Even from the 5 percent now available, scientists have learned much. For instance, researchers can see details of earthquake faults and underwater landslides. Shifts in the seafloor can trigger tsunamis, as shown by this year’s disaster in Japan, and the 2004 wave that swept Sumatra. The sharper imagery helps scientists assess the risk in various regions, including along the U.S./Canada west coast. The maps also bring erupting mid-ocean ridges into sharper focus and help scientists understand volcanic eruptions on earth, the vast majority of which occur hidden far from view on the ocean floor.

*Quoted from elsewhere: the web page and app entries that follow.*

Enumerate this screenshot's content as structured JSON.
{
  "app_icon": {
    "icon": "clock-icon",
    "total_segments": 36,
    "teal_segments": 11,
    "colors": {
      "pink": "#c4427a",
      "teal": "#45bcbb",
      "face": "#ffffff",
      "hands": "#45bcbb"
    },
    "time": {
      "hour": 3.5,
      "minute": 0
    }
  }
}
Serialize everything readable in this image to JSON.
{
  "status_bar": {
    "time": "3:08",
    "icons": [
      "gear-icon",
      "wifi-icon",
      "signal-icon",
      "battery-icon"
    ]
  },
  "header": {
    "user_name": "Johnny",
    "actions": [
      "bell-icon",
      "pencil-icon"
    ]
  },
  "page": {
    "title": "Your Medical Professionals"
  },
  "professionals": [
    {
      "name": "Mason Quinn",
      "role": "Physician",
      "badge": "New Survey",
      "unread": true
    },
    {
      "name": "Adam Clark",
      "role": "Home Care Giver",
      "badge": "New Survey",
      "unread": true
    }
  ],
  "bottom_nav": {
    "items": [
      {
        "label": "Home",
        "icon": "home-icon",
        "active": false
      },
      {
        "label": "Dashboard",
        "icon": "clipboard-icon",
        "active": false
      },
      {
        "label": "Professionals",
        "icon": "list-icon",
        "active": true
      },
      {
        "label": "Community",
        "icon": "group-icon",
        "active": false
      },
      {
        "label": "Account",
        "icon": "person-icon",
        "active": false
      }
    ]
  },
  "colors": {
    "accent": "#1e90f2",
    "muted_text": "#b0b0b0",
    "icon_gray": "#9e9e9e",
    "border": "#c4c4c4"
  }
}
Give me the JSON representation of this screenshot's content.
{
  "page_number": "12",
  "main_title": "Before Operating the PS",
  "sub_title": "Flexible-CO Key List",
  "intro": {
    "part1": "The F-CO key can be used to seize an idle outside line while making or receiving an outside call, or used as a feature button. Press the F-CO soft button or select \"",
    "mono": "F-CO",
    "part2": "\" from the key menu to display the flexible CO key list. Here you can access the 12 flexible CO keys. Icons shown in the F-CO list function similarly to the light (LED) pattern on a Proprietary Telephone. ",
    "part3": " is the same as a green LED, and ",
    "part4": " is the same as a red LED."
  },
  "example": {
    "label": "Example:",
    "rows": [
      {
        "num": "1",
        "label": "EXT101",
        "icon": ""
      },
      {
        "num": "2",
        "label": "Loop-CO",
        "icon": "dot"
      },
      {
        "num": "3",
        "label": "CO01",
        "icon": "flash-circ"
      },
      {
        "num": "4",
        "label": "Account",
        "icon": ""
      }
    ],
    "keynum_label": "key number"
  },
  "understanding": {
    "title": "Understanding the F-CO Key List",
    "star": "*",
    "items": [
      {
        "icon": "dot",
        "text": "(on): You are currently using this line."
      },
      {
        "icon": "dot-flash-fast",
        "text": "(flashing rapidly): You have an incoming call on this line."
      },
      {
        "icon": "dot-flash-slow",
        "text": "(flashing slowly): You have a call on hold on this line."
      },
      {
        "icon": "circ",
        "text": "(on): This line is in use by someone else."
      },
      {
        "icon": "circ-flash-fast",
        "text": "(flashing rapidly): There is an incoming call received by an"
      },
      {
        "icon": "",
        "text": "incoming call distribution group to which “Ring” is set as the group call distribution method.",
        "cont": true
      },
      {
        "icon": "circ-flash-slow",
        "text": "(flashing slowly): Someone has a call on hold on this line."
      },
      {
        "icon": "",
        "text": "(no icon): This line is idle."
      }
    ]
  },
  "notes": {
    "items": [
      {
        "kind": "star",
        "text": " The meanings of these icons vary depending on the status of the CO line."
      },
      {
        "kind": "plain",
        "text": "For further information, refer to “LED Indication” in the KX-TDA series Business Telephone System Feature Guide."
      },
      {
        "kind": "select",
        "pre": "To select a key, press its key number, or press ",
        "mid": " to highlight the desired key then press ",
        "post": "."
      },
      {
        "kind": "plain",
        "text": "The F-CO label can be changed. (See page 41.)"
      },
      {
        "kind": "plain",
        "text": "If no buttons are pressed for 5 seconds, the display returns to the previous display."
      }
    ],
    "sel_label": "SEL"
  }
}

Other institutions that have contributed data to the effort include the Monterey Bay Aquarium Research Institute, Scripps Institution of Oceanography, University of Hawaii, University of New Hampshire, University of Washington, the U.S. Coast Guard, the U.S. National Oceanic and Atmospheric Administration, the U.S. Navy, Woods Hole Oceanographic Institution, the Leibniz Institute of Marine Sciences at the University of Kiel and the Hydrographic and Oceanographic Service of the Chilean Navy.